Bruins' focus: create more traffic in front of Price

WILMINGTON, Mass. -- Boston coach Claude Julien acknowledged that, in this particular case, practice would not make perfect.

Yet, he still spent much of Friday's 45-minute practice session at Ristuccia Arena running his charges through a variety of down-low drills.

The Bruins' forwards were required to do a variety of cycling drills, as well as work on tipping shots from the point and positioning in front of the crease.

Boston believes it was sorely lacking in all those areas in Game 1 and that was the primary reason Carey Price was able to stop each of the 31 shots he faced in the 2-0 victory to open this best-of-7 Eastern Conference quarterfinal series.

"We went through some drills we go through all year long," Julien said after the brisk skate was finished. "We know we have to be better down low and stronger on the puck. Part of it was that, but part of it was we know we have to be a little bit more involved. Some of the net-front presence is not necessarily something you have to practice, more than it is a mindset. If we commit ourselves to get there, we'll get there. Sometimes, you have to work through it."

The Bruins forwards appear committed to the cause for Saturday's pivotal Game 2 after wavering somewhat in Game 1.

Many of the Bruins were quick to give Price praise for his Game 1 heroics, but they were just as quick to blame themselves for making the night far too easy on the young Montreal goalie who had struggled mightily in his previous two regular-season starts at TD Garden.

"He is a very good goalie," said Boston forward Brad Marchand, who had a team-high six shots in Game 1. "Anytime he sees the puck, he's going to stop it, no question about that. We just have to make sure we try to take his eyes away."

Boston worked on ways to do that Friday, getting a crash course in the techniques to make it possible.

"Sometimes you maybe lose that instinct around the net; getting traffic, getting there and bearing down," forward Michael Ryder said. "That's what we worked on today, making sure we get traffic, get shots and find the back of the net and give us some confidence."

Now they just have to apply the elbow grease and the mental fortitude to make those lessons a reality in Game 2.

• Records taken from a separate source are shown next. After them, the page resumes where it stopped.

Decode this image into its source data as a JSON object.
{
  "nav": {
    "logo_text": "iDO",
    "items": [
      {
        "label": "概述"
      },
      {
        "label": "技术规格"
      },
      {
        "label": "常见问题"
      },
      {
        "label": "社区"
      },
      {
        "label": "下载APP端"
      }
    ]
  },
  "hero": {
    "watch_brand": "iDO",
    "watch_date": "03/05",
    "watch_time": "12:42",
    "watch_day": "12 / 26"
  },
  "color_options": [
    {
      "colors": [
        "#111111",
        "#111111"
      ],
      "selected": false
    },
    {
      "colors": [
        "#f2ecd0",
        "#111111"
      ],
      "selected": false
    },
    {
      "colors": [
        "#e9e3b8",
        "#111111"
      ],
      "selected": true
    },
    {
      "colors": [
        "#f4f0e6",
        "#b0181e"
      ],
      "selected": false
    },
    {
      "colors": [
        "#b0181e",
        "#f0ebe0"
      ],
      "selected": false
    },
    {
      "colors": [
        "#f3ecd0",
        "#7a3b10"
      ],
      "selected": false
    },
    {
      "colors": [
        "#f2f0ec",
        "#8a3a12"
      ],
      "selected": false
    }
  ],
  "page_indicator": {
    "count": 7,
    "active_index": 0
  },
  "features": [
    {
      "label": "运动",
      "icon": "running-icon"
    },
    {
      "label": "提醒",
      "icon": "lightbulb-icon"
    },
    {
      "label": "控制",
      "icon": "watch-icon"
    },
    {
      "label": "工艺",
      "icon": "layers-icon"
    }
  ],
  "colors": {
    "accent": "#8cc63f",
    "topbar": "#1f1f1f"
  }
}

Montreal makes the task of getting into the slot all the more difficult by asking its forwards to also collapse into the slot and help form a defensive umbrella around the goalie. Thursday, it was not uncommon to see four Canadiens standing within five feet of Carey Price virtually every time Boston took a shot.

"They got a lot of big strong d-men and they really push guys out in front of the net," Marchand said. "I think they know if they do that, then Carey is going to save the puck. You really have to work to get around their d-men to battle to stay in front there."

To a man, the Bruins agree hard work will be the key.

"I think they try to box you out and not let guys get in front," Ryder said. "They try to let Price see that shot because he is going to save them most of the time. I think what they try to do is not let guys get there and get the rebounds.

"They did a good job of that last night, and we have to make sure we battle through that. It's all about work and a desire to get there. I just don't think we did a good enough job doing that last night, getting to the net."

While it is mostly about desire when it comes to breaching Montreal's protective wall around Price, it also has to have a tactical element.

The Bruins can't just hammer away from the points as they did in Game 1. Montreal willingly allowed the long-range shot -- believing, rightly, that their defensive posture would allow Price to play to his strengths.

"No, you have to make sure somebody is in front of the net," Boston defenseman Dennis Seidenberg said.

Expect to see Boston be more strategic with the placement of their dump-ins Saturday night, hoping to put the Montreal defense under more duress on the forecheck.

Thursday night, power forward Milan Lucic talked about his line opting for the dump-in option on more occasions just to disrupt Montreal's suffocating coverage of No. 1 center David Krejci.

"We have to enter the zone better and then once we dump it in, we have to get after it," Seidenberg said. "Once we do that, we have to get pucks to the net and battle. It's always about puck battles and being strong in front of the net."